Development decisions, whether made by public administrators in Montana or in the Third World are presently made within the parameters allowed for by the international capitalist economy. The structure of this economy allows for absentee land owners, transnational processors and their creditors to exploit resources and labor on a global scale. Local people who produce actual wealth with their labor are forced into price competition with workers half way around the globe and are left in poverty by those who control the means of production, processing and marketing of the goods they produce.
Poverty is the biggest drain on our natural resources. You cannot separate sustainable development from social equity – Maximo Kalaw, President of the Haribon foundation for the Conservation of Natural Resources in the Philippines
Intertwined with the social crisis is a crisis that has emerged directly from man’s exploitation of the planet – Murray Bookchin, The Concept of Social Ecology

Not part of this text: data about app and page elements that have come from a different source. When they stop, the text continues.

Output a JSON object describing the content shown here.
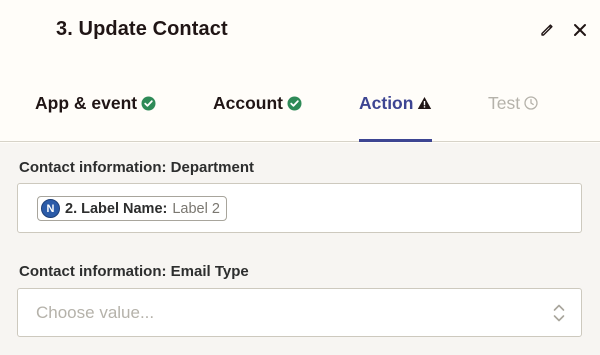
{
  "header": {
    "title": "3. Update Contact",
    "edit_icon": "pencil-icon",
    "close_icon": "close-icon"
  },
  "tabs": [
    {
      "label": "App & event",
      "status": "check-circle-icon",
      "status_color": "#2e8a57"
    },
    {
      "label": "Account",
      "status": "check-circle-icon",
      "status_color": "#2e8a57"
    },
    {
      "label": "Action",
      "status": "warning-triangle-icon",
      "status_color": "#201515",
      "active": true,
      "accent": "#3d4592"
    },
    {
      "label": "Test",
      "status": "clock-icon",
      "status_color": "#b5b2aa"
    }
  ],
  "fields": {
    "department": {
      "label": "Contact information: Department",
      "pill": {
        "badge": "N",
        "key": "2. Label Name:",
        "value": "Label 2"
      }
    },
    "email_type": {
      "label": "Contact information: Email Type",
      "placeholder": "Choose value..."
    }
  }
}
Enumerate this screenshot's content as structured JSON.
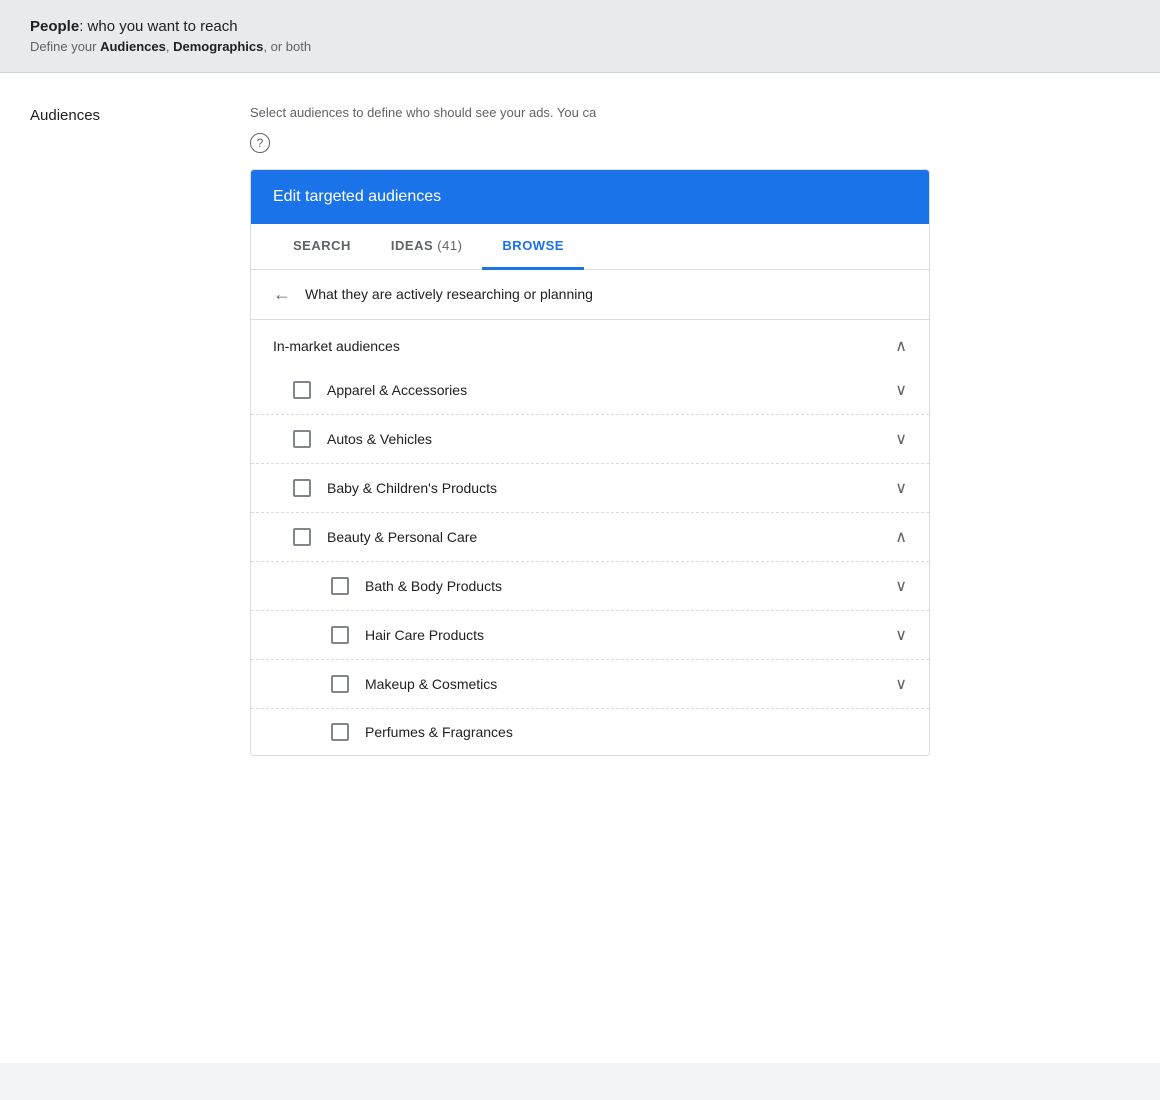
{
  "top_banner": {
    "title_prefix": "People",
    "title_suffix": ": who you want to reach",
    "subtitle_prefix": "Define your ",
    "subtitle_audiences": "Audiences",
    "subtitle_comma": ", ",
    "subtitle_demographics": "Demographics",
    "subtitle_suffix": ", or both"
  },
  "left": {
    "audiences_label": "Audiences"
  },
  "description": {
    "text": "Select audiences to define who should see your ads.  You ca",
    "help_icon": "?"
  },
  "audiences_box": {
    "header_title": "Edit targeted audiences",
    "tabs": [
      {
        "id": "search",
        "label": "SEARCH",
        "count": null,
        "active": false
      },
      {
        "id": "ideas",
        "label": "IDEAS",
        "count": "41",
        "active": false
      },
      {
        "id": "browse",
        "label": "BROWSE",
        "count": null,
        "active": true
      }
    ],
    "back_text": "What they are actively researching or planning",
    "section_title": "In-market audiences",
    "section_expanded": true,
    "list_items": [
      {
        "id": "apparel",
        "label": "Apparel & Accessories",
        "checked": false,
        "expanded": false,
        "sub_items": []
      },
      {
        "id": "autos",
        "label": "Autos & Vehicles",
        "checked": false,
        "expanded": false,
        "sub_items": []
      },
      {
        "id": "baby",
        "label": "Baby & Children's Products",
        "checked": false,
        "expanded": false,
        "sub_items": []
      },
      {
        "id": "beauty",
        "label": "Beauty & Personal Care",
        "checked": false,
        "expanded": true,
        "sub_items": [
          {
            "id": "bath",
            "label": "Bath & Body Products",
            "checked": false,
            "expanded": false
          },
          {
            "id": "hair",
            "label": "Hair Care Products",
            "checked": false,
            "expanded": false
          },
          {
            "id": "makeup",
            "label": "Makeup & Cosmetics",
            "checked": false,
            "expanded": false
          },
          {
            "id": "perfumes",
            "label": "Perfumes & Fragrances",
            "checked": false,
            "expanded": false
          }
        ]
      }
    ],
    "chevron_up": "∧",
    "chevron_down": "∨",
    "back_arrow": "←"
  }
}
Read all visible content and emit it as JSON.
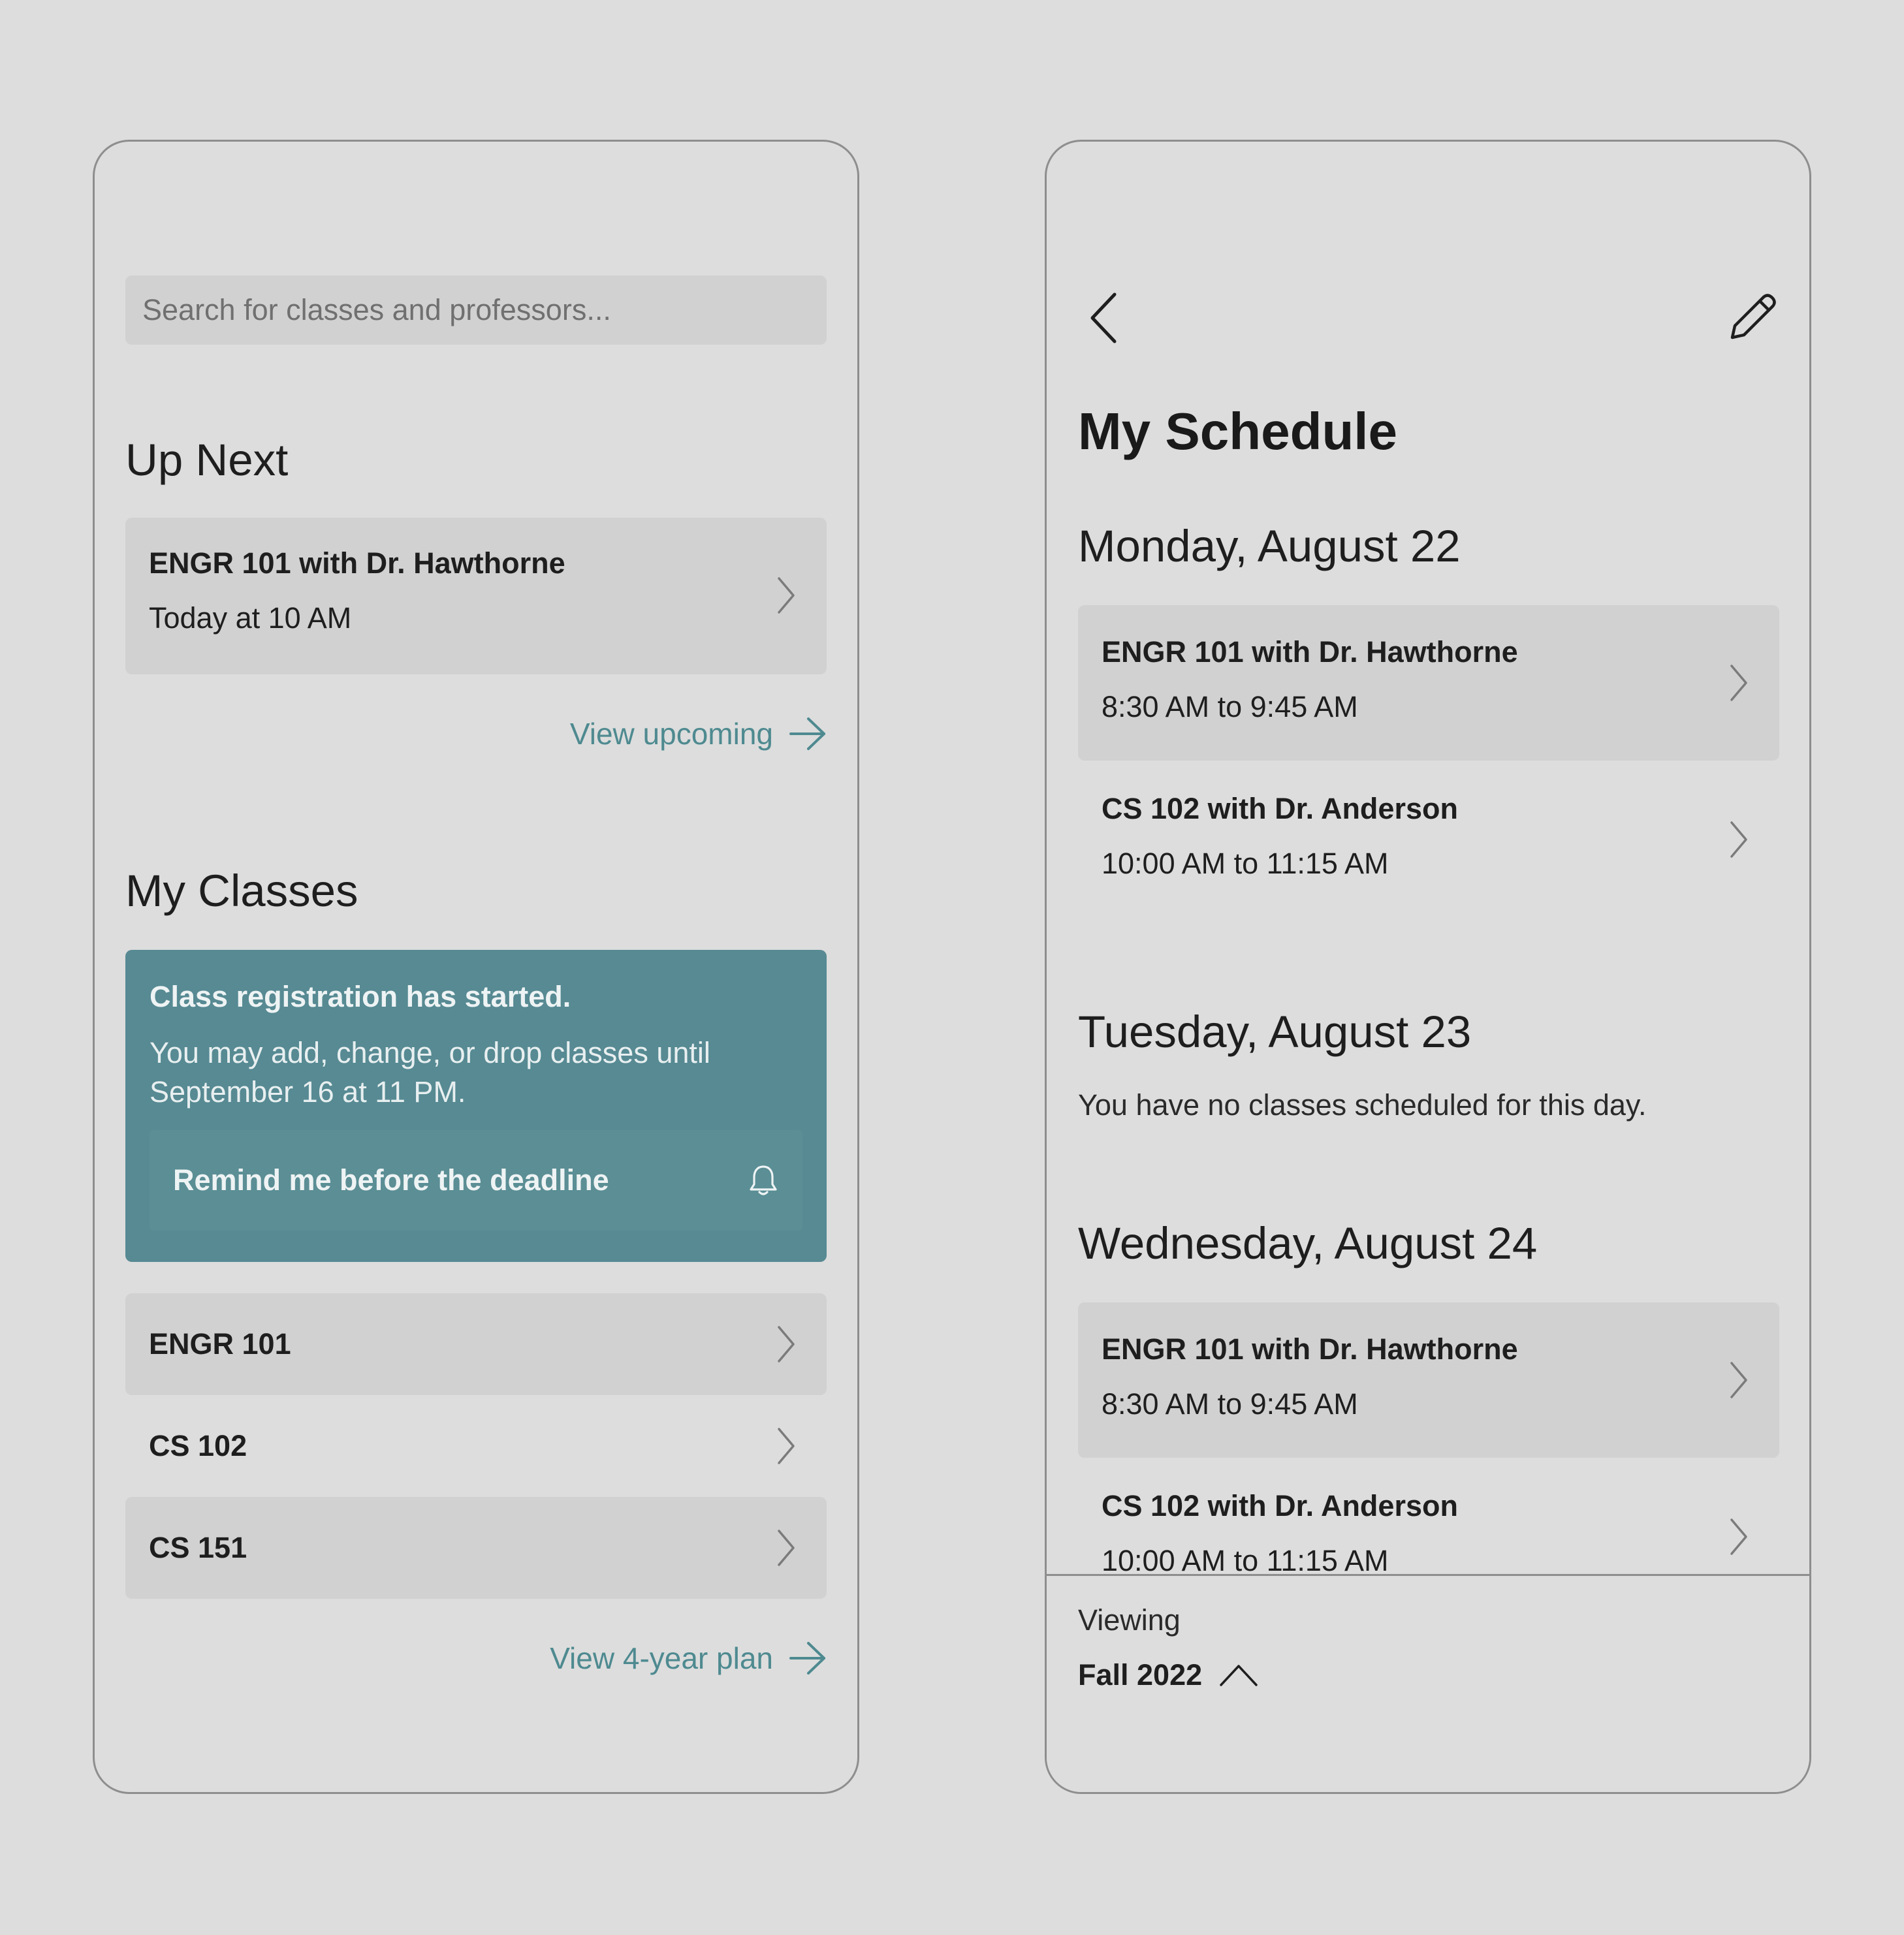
{
  "home": {
    "search": {
      "placeholder": "Search for classes and professors..."
    },
    "up_next": {
      "heading": "Up Next",
      "card": {
        "title": "ENGR 101 with Dr. Hawthorne",
        "time": "Today at 10 AM"
      },
      "view_link": "View upcoming"
    },
    "my_classes": {
      "heading": "My Classes",
      "banner": {
        "title": "Class registration has started.",
        "message": "You may add, change, or drop classes until September 16 at 11 PM.",
        "remind_label": "Remind me before the deadline",
        "bg_color": "#578a93"
      },
      "classes": [
        {
          "label": "ENGR 101"
        },
        {
          "label": "CS 102"
        },
        {
          "label": "CS 151"
        }
      ],
      "plan_link": "View 4-year plan"
    }
  },
  "schedule": {
    "title": "My Schedule",
    "days": [
      {
        "heading": "Monday, August 22",
        "classes": [
          {
            "title": "ENGR 101 with Dr. Hawthorne",
            "time": "8:30 AM to 9:45 AM"
          },
          {
            "title": "CS 102 with Dr. Anderson",
            "time": "10:00 AM to 11:15 AM"
          }
        ]
      },
      {
        "heading": "Tuesday, August 23",
        "empty_message": "You have no classes scheduled for this day."
      },
      {
        "heading": "Wednesday, August 24",
        "classes": [
          {
            "title": "ENGR 101 with Dr. Hawthorne",
            "time": "8:30 AM to 9:45 AM"
          },
          {
            "title": "CS 102 with Dr. Anderson",
            "time": "10:00 AM to 11:15 AM"
          }
        ]
      }
    ],
    "footer": {
      "label": "Viewing",
      "term": "Fall 2022"
    }
  },
  "colors": {
    "accent": "#4e8a90",
    "banner": "#578a93",
    "card": "#d1d1d1",
    "background": "#dddddd"
  },
  "icons": [
    "chevron-right-icon",
    "arrow-right-icon",
    "bell-icon",
    "back-chevron-icon",
    "pencil-icon",
    "chevron-up-icon"
  ]
}
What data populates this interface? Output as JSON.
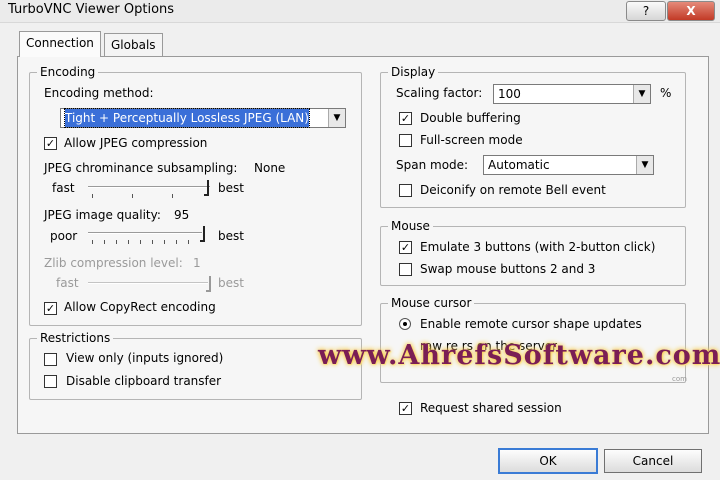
{
  "window": {
    "title": "TurboVNC Viewer Options",
    "help_label": "?",
    "close_label": "X"
  },
  "tabs": [
    {
      "label": "Connection",
      "active": true
    },
    {
      "label": "Globals",
      "active": false
    }
  ],
  "encoding": {
    "legend": "Encoding",
    "method_label": "Encoding method:",
    "method_value": "Tight + Perceptually Lossless JPEG (LAN)",
    "allow_jpeg_label": "Allow JPEG compression",
    "allow_jpeg_checked": true,
    "chroma_label": "JPEG chrominance subsampling:",
    "chroma_value": "None",
    "chroma_left": "fast",
    "chroma_right": "best",
    "quality_label": "JPEG image quality:",
    "quality_value": "95",
    "quality_left": "poor",
    "quality_right": "best",
    "zlib_label": "Zlib compression level:",
    "zlib_value": "1",
    "zlib_left": "fast",
    "zlib_right": "best",
    "copyrect_label": "Allow CopyRect encoding",
    "copyrect_checked": true
  },
  "restrictions": {
    "legend": "Restrictions",
    "view_only_label": "View only (inputs ignored)",
    "view_only_checked": false,
    "disable_clipboard_label": "Disable clipboard transfer",
    "disable_clipboard_checked": false
  },
  "display": {
    "legend": "Display",
    "scaling_label": "Scaling factor:",
    "scaling_value": "100",
    "scaling_unit": "%",
    "double_buffering_label": "Double buffering",
    "double_buffering_checked": true,
    "fullscreen_label": "Full-screen mode",
    "fullscreen_checked": false,
    "span_label": "Span mode:",
    "span_value": "Automatic",
    "deiconify_label": "Deiconify on remote Bell event",
    "deiconify_checked": false
  },
  "mouse": {
    "legend": "Mouse",
    "emulate_label": "Emulate 3 buttons (with 2-button click)",
    "emulate_checked": true,
    "swap_label": "Swap mouse buttons 2 and 3",
    "swap_checked": false
  },
  "mouse_cursor": {
    "legend": "Mouse cursor",
    "remote_shape_label": "Enable remote cursor shape updates",
    "remote_shape_selected": true,
    "draw_remote_label": "raw re   rs   on the server"
  },
  "request_shared_label": "Request shared session",
  "request_shared_checked": true,
  "buttons": {
    "ok": "OK",
    "cancel": "Cancel"
  },
  "watermark": "www.AhrefsSoftware.com",
  "watermark_small": "com",
  "icons": {
    "check": "checkmark-icon",
    "dropdown": "dropdown-arrow-icon",
    "radio": "radio-dot-icon"
  }
}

The Philippines ranks 14th in terms of world food production, with just a fraction of the global population living on its soils. Yet, according to conservative World Bank statistics, 75% of its children are malnourished and 65% of all Filipinos live below the poverty line, 30 million of whom live in “absolute poverty”, not even able to satisfy basic needs. Continue reading